I’ve done many forms of exercise, but running has been constant since my late teens. I really get a kick out of it and love that it gives me that feeling of freedom. Sometimes I might use it to switch off my brain, or to socialise and then other times it’s my creative space, a time to think and reflect.
Sadly though as I got older (I am very close to 43 now) I found that an old ankle injury regularly stopped me in my tracks. And then with having three children very close together in my mid-30’s, my body has gone through a massive change during and after pregnancy, so now I have weaknesses where I never used to, which have led to lots of annoying little niggles and imbalances.

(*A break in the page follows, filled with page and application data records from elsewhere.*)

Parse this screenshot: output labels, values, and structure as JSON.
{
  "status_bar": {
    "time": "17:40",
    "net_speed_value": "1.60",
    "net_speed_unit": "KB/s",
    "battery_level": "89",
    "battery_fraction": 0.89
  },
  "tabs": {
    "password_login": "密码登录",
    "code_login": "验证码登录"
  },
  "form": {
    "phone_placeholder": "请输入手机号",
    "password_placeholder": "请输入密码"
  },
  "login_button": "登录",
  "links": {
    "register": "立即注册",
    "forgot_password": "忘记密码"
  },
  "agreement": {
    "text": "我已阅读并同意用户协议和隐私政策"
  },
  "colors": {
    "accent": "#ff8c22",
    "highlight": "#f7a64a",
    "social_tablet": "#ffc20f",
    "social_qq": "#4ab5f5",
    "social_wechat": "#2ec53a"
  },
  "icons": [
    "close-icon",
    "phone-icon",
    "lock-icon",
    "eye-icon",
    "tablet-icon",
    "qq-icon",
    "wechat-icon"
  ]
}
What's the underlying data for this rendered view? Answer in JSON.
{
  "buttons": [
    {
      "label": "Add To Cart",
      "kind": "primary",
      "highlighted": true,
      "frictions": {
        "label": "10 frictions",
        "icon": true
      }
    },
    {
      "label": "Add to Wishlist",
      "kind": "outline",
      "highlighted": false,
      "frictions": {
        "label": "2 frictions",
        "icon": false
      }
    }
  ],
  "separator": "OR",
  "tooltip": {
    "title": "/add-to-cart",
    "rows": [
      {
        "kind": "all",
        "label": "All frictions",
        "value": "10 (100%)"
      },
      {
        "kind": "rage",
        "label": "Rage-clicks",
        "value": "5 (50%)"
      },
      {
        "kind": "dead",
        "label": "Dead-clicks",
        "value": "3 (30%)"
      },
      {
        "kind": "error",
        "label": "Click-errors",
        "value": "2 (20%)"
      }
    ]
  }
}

Luckily for me I’m married to a Physiotherapist, who was able to give me a full assessment on my injury, when it first stopped me in my tracks. Mike put together a full rehab programme which with commitment from me, got me back to where I needed to be with my running. But as Mike pointed out, to stay on top of this injury my rehab had to be ongoing if I want to continue to run and lead an injury free life.
But like many people I got complacent, I got a little bit cocky with myself. I was feeling stronger, I was running better, it was all good, so it wouldn’t matter if I missed out a few rehab sessions here and there, I’ll do it next time I’d say to myself and so it went on until the last time it happened. My body got the better of me….ouch….excruciating calf pain in the middle of a run and a painful hobble back home in tears. I felt so disappointed in myself and a massive loss, running did so much for me physically and mentally. I mean what was I thinking, my rehab exercises only take 10 minutes to do, not long at all and if I listened to Mike I wouldn’t be faced with such pain and now an eight week rehabilitation programme to get me back running again.
So firstly, I had to accept that to resolve my injury, I needed to commit to my physio plan ongoing and as part of my strength and conditioning regime. My ankle is now stronger and I am able to enjoy running injury free, including other daily activities that I do.
The power of Pilates
Similarly, the other thing that changed for me is finding Pilates. Since becoming a Physiotherapist Mike has always been a strong believer in the power of Pilates. It’s been core to his Physiotherapy rehabilitation plans for his patients and it is something that has been a big part of his personal training programme. I have dipped in and out of it since having my first child, but I would say in the last three years and more so in the last year it has become part of my lifestyle and it is something that I really miss if I don’t do it.
Pilates is such a safe way to maintain fitness and I love the way it has been designed to realign the body. With a heavy focus on good posture, abdominal strength and pelvic floor strength it was the perfect exercise for me after having children and to support me with my other fitness activities. My abs were so weak after my third child, my hips were sore after carrying my children on my hips, my glutes were weak, my lower back would hurt, one of my knees was now starting to get sore when I ran, my posture needed addressing after working in a job for many years at a desk and then being hunched over my three little bubs.
Physio-led Pilates has addressed all of these imbalances and weaknesses, it really has had an impact on my physical strength and on my running. Now when I run, my hips and core feel much stronger, I don’t feel clunky, I feel like I’m gliding and have much more power.
Without a doubt the Physio-led Pilates plan I follow has had an impact on me physically and mentally and is something that I will continue to do for the rest of my life. So whether you’re new to exercise, injured or a high level athlete, I know and have experienced first-hand our Physio-led Pilates can help you get stronger, more flexible and feel more positive about yourself every day.